_EXERCISE AIM_
Check each line of the data for the string "设备管理器". Report how many have it, and give nothing else.

[Items from an interface collection]
►
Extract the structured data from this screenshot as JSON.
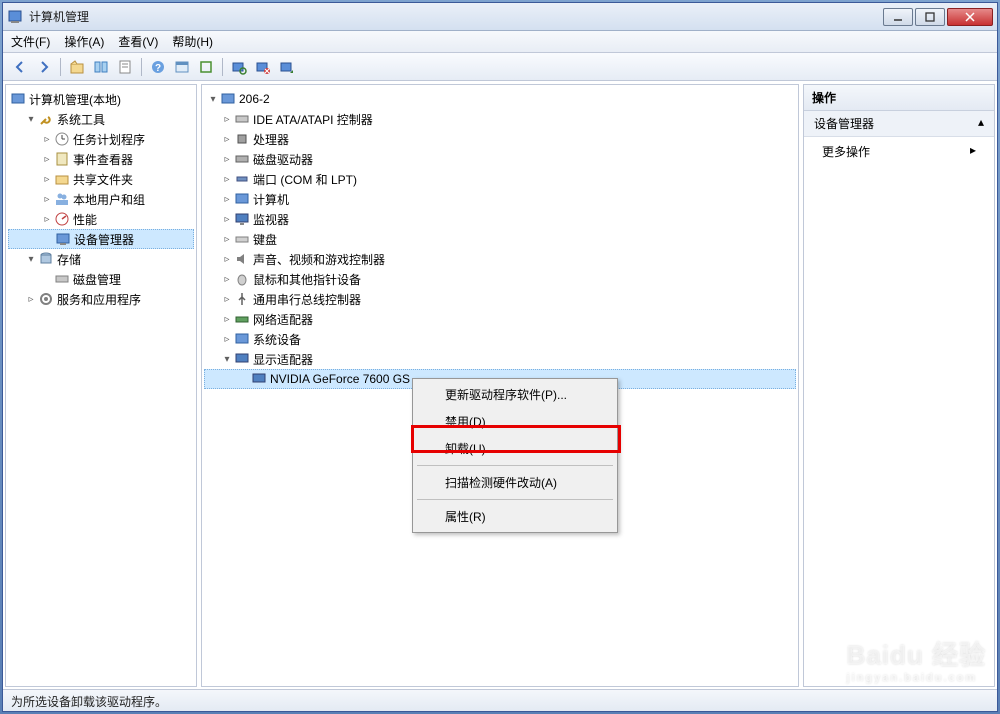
{
  "window": {
    "title": "计算机管理"
  },
  "menu": {
    "file": "文件(F)",
    "action": "操作(A)",
    "view": "查看(V)",
    "help": "帮助(H)"
  },
  "left_tree": {
    "root": "计算机管理(本地)",
    "system_tools": "系统工具",
    "task_scheduler": "任务计划程序",
    "event_viewer": "事件查看器",
    "shared_folders": "共享文件夹",
    "local_users": "本地用户和组",
    "performance": "性能",
    "device_manager": "设备管理器",
    "storage": "存储",
    "disk_mgmt": "磁盘管理",
    "services": "服务和应用程序"
  },
  "center_tree": {
    "root": "206-2",
    "ide": "IDE ATA/ATAPI 控制器",
    "cpu": "处理器",
    "disk": "磁盘驱动器",
    "ports": "端口 (COM 和 LPT)",
    "computer": "计算机",
    "monitor": "监视器",
    "keyboard": "键盘",
    "sound": "声音、视频和游戏控制器",
    "mouse": "鼠标和其他指针设备",
    "usb": "通用串行总线控制器",
    "network": "网络适配器",
    "system": "系统设备",
    "display": "显示适配器",
    "gpu": "NVIDIA GeForce 7600 GS"
  },
  "context_menu": {
    "update": "更新驱动程序软件(P)...",
    "disable": "禁用(D)",
    "uninstall": "卸载(U)",
    "scan": "扫描检测硬件改动(A)",
    "properties": "属性(R)"
  },
  "right_panel": {
    "header": "操作",
    "section": "设备管理器",
    "more": "更多操作"
  },
  "statusbar": "为所选设备卸载该驱动程序。",
  "watermark": {
    "main": "Baidu 经验",
    "sub": "jingyan.baidu.com"
  }
}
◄
_RESULT_
2